Structuring the papers by the actors or the participants involved in the research would allow each paper to tackle who is involved in the topic and whose visions are to be explored. Taking the example of my topic of planning digitalization, the papers would focus on the views of planners, policymakers, the general public, and computer scientists. The choice of which actors to highlight in the papers will mainly depend on the overarching research question and objective. This strategy is useful for a thesis that involves an analysis of reviews.
By choosing to structure the arguments chronologically, each paper naturally tackles the when in the overall topic. In my case the papers would focus on the printing age, the computer age, and the information age. Another example could be to focus on the different stages of the process of digitalization of planning in each paper. The choice of these processes or temporal milestones reflects on how a certain phenomena has changed throughout history and time. This strategy is useful for a thesis that involves a historical analysis.

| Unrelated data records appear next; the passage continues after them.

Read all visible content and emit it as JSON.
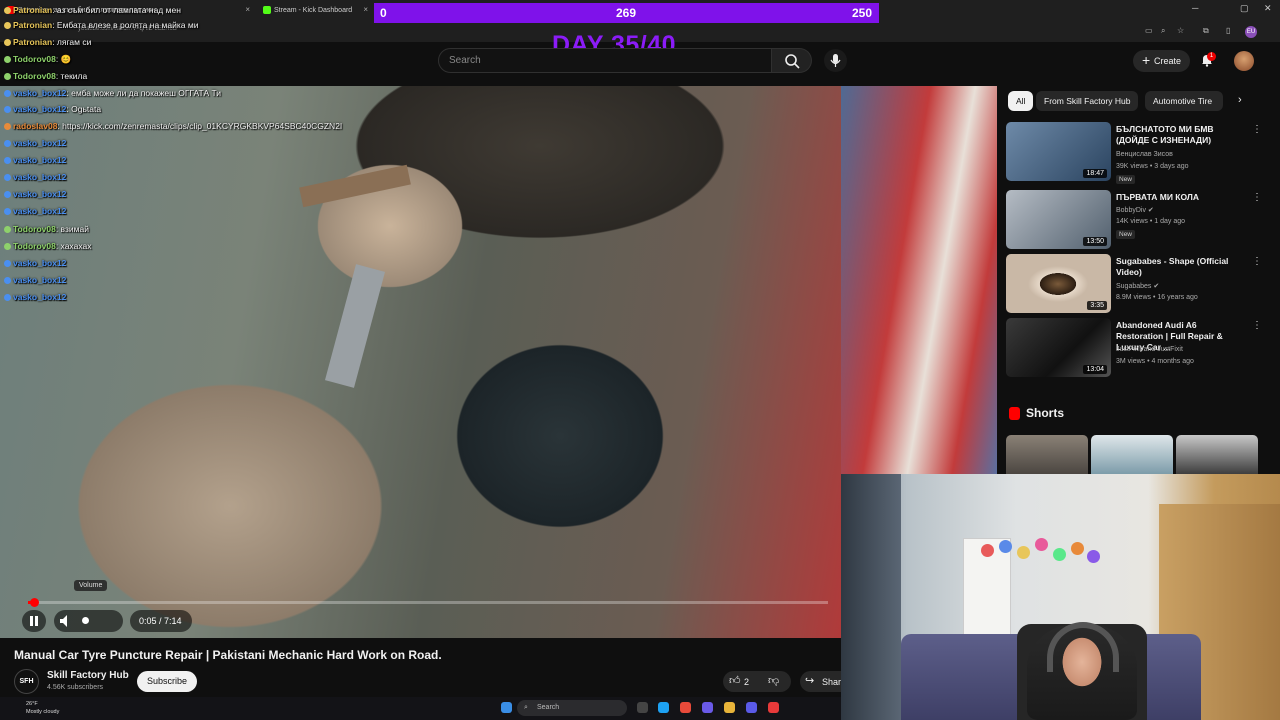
{
  "browser": {
    "tabs": [
      {
        "label": "Patronian : аз съм бил от лампата над мен",
        "close": "×"
      },
      {
        "label": "Stream - Kick Dashboard",
        "close": "×"
      }
    ],
    "url": "youtube.com/watch?v=qHiE-bELR6B"
  },
  "stream_overlay": {
    "left_value": "0",
    "center_value": "269",
    "right_value": "250",
    "day_text": "DAY 35/40"
  },
  "chat": [
    {
      "user": "Patronian",
      "message": ": аз съм бил от лампата над мен",
      "color": "#e8c65a"
    },
    {
      "user": "Patronian",
      "message": ": Ембата влезе в ролята на майка ми",
      "color": "#e8c65a"
    },
    {
      "user": "Patronian",
      "message": ": лягам си",
      "color": "#e8c65a"
    },
    {
      "user": "Todorov08",
      "message": ": 😊",
      "color": "#8ed16b"
    },
    {
      "user": "Todorov08",
      "message": ": текила",
      "color": "#8ed16b"
    },
    {
      "user": "vasko_box12",
      "message": ": емба може ли да покажеш ОГГАТА Ти",
      "color": "#4a8ff0"
    },
    {
      "user": "vasko_box12",
      "message": ": Ogьtata",
      "color": "#4a8ff0"
    },
    {
      "user": "radoslav08",
      "message": ": https://kick.com/zenremasta/clips/clip_01KCYRGKBKVP64SBC40CGZN2I",
      "color": "#e88b3a"
    },
    {
      "user": "vasko_box12",
      "message": "",
      "color": "#4a8ff0"
    },
    {
      "user": "vasko_box12",
      "message": "",
      "color": "#4a8ff0"
    },
    {
      "user": "vasko_box12",
      "message": "",
      "color": "#4a8ff0"
    },
    {
      "user": "vasko_box12",
      "message": "",
      "color": "#4a8ff0"
    },
    {
      "user": "vasko_box12",
      "message": "",
      "color": "#4a8ff0"
    },
    {
      "user": "Todorov08",
      "message": ": взимай",
      "color": "#8ed16b"
    },
    {
      "user": "Todorov08",
      "message": ": хахахах",
      "color": "#8ed16b"
    },
    {
      "user": "vasko_box12",
      "message": "",
      "color": "#4a8ff0"
    },
    {
      "user": "vasko_box12",
      "message": "",
      "color": "#4a8ff0"
    },
    {
      "user": "vasko_box12",
      "message": "",
      "color": "#4a8ff0"
    }
  ],
  "header": {
    "search_placeholder": "Search",
    "create_label": "Create",
    "notification_count": "1"
  },
  "player": {
    "tooltip": "Volume",
    "time": "0:05 / 7:14",
    "progress": 0.012
  },
  "video": {
    "title": "Manual Car Tyre Puncture Repair | Pakistani Mechanic Hard Work on Road.",
    "channel": "Skill Factory Hub",
    "channel_initials": "SFH",
    "subscribers": "4.56K subscribers",
    "subscribe_label": "Subscribe",
    "likes": "2",
    "share_label": "Shar"
  },
  "sidebar": {
    "chips": [
      "All",
      "From Skill Factory Hub",
      "Automotive Tire"
    ],
    "recommendations": [
      {
        "title": "БЪЛСНАТОТО МИ БМВ (ДОЙДЕ С ИЗНЕНАДИ)",
        "channel": "Венцислав Зисов",
        "meta": "39K views • 3 days ago",
        "badge": "New",
        "duration": "18:47"
      },
      {
        "title": "ПЪРВАТА МИ КОЛА",
        "channel": "BobbyDiv ✔",
        "meta": "14K views • 1 day ago",
        "badge": "New",
        "duration": "13:50"
      },
      {
        "title": "Sugababes - Shape (Official Video)",
        "channel": "Sugababes ✔",
        "meta": "8.9M views • 16 years ago",
        "badge": "",
        "duration": "3:35"
      },
      {
        "title": "Abandoned Audi A6 Restoration | Full Repair & Luxury Car ...",
        "channel": "JustFixit and JustFixit",
        "meta": "3M views • 4 months ago",
        "badge": "",
        "duration": "13:04"
      }
    ],
    "shorts_label": "Shorts"
  },
  "taskbar": {
    "weather_temp": "26°F",
    "weather_desc": "Mostly cloudy",
    "search_label": "Search"
  }
}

In this strategy, each paper takes a case study related to the chosen research topic. Speaking of my research, papers can focus on extreme cases that manifest the research topic, or similar cases that highlight a phenomenon (for more information on the types of cases, Flyvbjerg 2013 is a valuable resource https://arxiv.org/pdf/1304.1186.pdf). The choice of the cases will mainly depend on the adopted methodology. This strategy is useful for a thesis that involves a comparative analysis of multiple case studies.
In this case, each paper would study a specific location, the “where” in the topic. In my case the papers would focus on the digitalization of planning in different cities, or in different countries, or even highlight different parts within a city (such as formal versus informal, or rural versus urban). The choice of the location will mainly depend on the overarching research question and objective. This strategy is useful for a thesis that involves a geopolitical analysis.
Using more than one?
In my thesis, I combined strategy 1 (field), 2 (by actors), and 4 (by case). I started out using field and actors, but as I reached the end of the thesis and was looking backward to finalize my overarching argument, I realized that my papers also differed in terms of cases. In fact, one can see these different strategies as a decision on which variables to highlight and which aspects to fix.
At the beginning of the thesis journey, I was interested in writing papers in a way which presented different fields of action and the views of different actors in each field. Thus, I proceeded to look at the mediatization of urban planning in five fields: planning education, planning practice, planning politics, planning context, and planning culture (which I referred to later as communicative situations). In each paper and field, I highlighted specific actors involved in the process (for example, planning educators and students in planning education). Later I realized that, additionally, each paper reflected the use of a specific planning visualization: education curriculum in planning education, street billboards in planning practice, press news in planning politics, city streets in planning contexts and TV advertisements in planning culture. My overarching concern was to explore the question of ‘Visible urban visions versus the invisible urban challenges’
I hope these strategies can be a starting point for those who have chosen the cumulative study for their thesis. Last but not least, I would like to mention that this list is not exclusive and so it will be great to open up the discussion on the other strategies. For any questions, one-one discussions, or insights, feel free to reach out to me via LinkedIn.